Success breeds success

Broccolini says his project and other luxury projects in the city are doing well because Montreal is doing well.

“Look at unemployment at a 30-year low. Last year, Montreal created more full-time jobs than the rest of the country combined. Tourism is up, and things like more direct flights to places like China … all these things add energy to the city. In my lifetime, I don’t think there has been a better time. I don’t think Montreal has been as “hot” as it is right now.”

If you build it … they will buy

Broccolini is not the only one successfully selling high-end properties right now.

A year ago the Gazette featured a luxury development project by Groupe Quorum, in Laval Sur Le Lac. At the time, construction of Phase One had just started and the sales pitch just launched. Now, Quorum’s marketing manager, Maxime Laporte, is also wearing a broad smile.

“We are 50 per cent more progressed than we expected to be at this time. Phase One is due for occupancy in February and is 90 per cent sold. Phase 2 is being built and is 60 per cent sold and even Phase 3 has hit 50 per cent sold, so construction of that is being moved up. The sales and absorption of this luxury product have exceeded even our own forecasts.”

Laporte agrees that the health of the Montreal economy is partly responsible for the positive trend, but mostly he credits the high quality of new luxury projects for pace of sales … an ‘if you build it luxuriously, they will come’ idea.

“It has been years, since the ’80s and ’90s, since there was a big push of luxury products built. Now, those are older inventory. If you think about Westmount or along Sherbrooke St., those luxury products are in good shape, but they are the style of the last century, and luxury is the ‘gout de jour.’ You want the condo of today, with the different use of space and design. So, this is the right time to be selling the latest in luxury,” he says.
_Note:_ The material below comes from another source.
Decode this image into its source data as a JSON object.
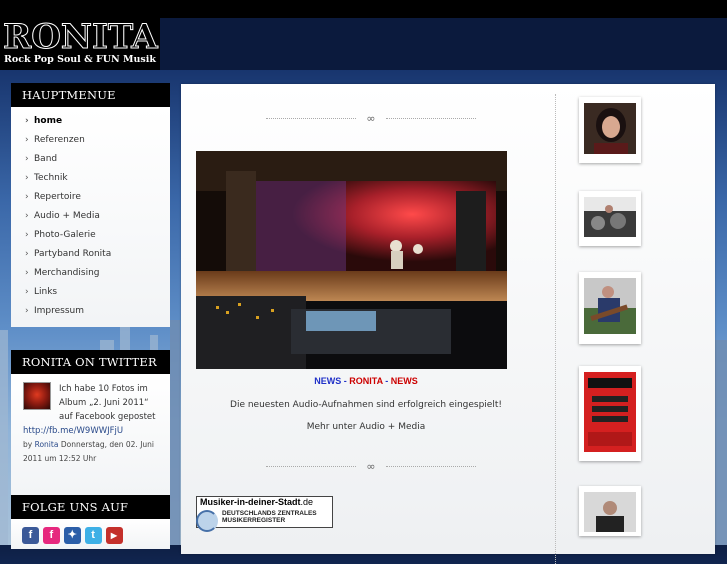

Dreams can come true

Eve Drouin sells “dreams that come true.” She is the project co-ordinator of 3-33 DuCanal, which is the street address of “the last piece of developable waterfront in Lachine.” And it is the word “waterfront” that defines the project. “None of our clients were looking to buy, they were not active buyers. They are people who wandered by and came to take a look. They say: ‘I always dreamed of living on the waterfront and now I can.’ ”

Well, they can if they have a million dollars or more. The homes will vary between 1,800 square feet to about 2,400 square feet and cost between $1 million and $1.4 million before taxes. Four of the 10 units are sold or reserved.

On one side of the property is the Lachine Canal; on the other, the St. Lawrence  River and a view of the Mercier Bridge. Immediately beside the property is Parc René Lévesque, while in front there are bike paths and the marina. “Everyone who comes here says I feel like I am on vacation,” Drouin says. Keeping that vacation zen means every bedroom of every house has a view of water. The houses have huge windows and 9X15 foot patio doors. “They are the canvasses of the exterior.”

Who is buying all these luxurious homes? Drouin, Broccolini and Laporte all agree: Montrealers. Stories abound about international buyers and Canadians fleeing the overheated housing markets in Vancouver and Toronto, but the developers of these luxury properties have seen very few foreign investors. The vast majority of their sales are to locals looking for something unique.

“In our case,” says Drouin, “this is mostly about downsizing. Our clients are Montreal business people or professionals. Their kids are gone and they feel ‘it is my turn.’ One of her buyers is completely opening the second floor into a master suite with a tiny kitchen and a work studio. Another wants an elevator built from the garage in the basement to the rooftop terrace. “This is luxury for them, a home designed for them. A home they will live in for a long time.”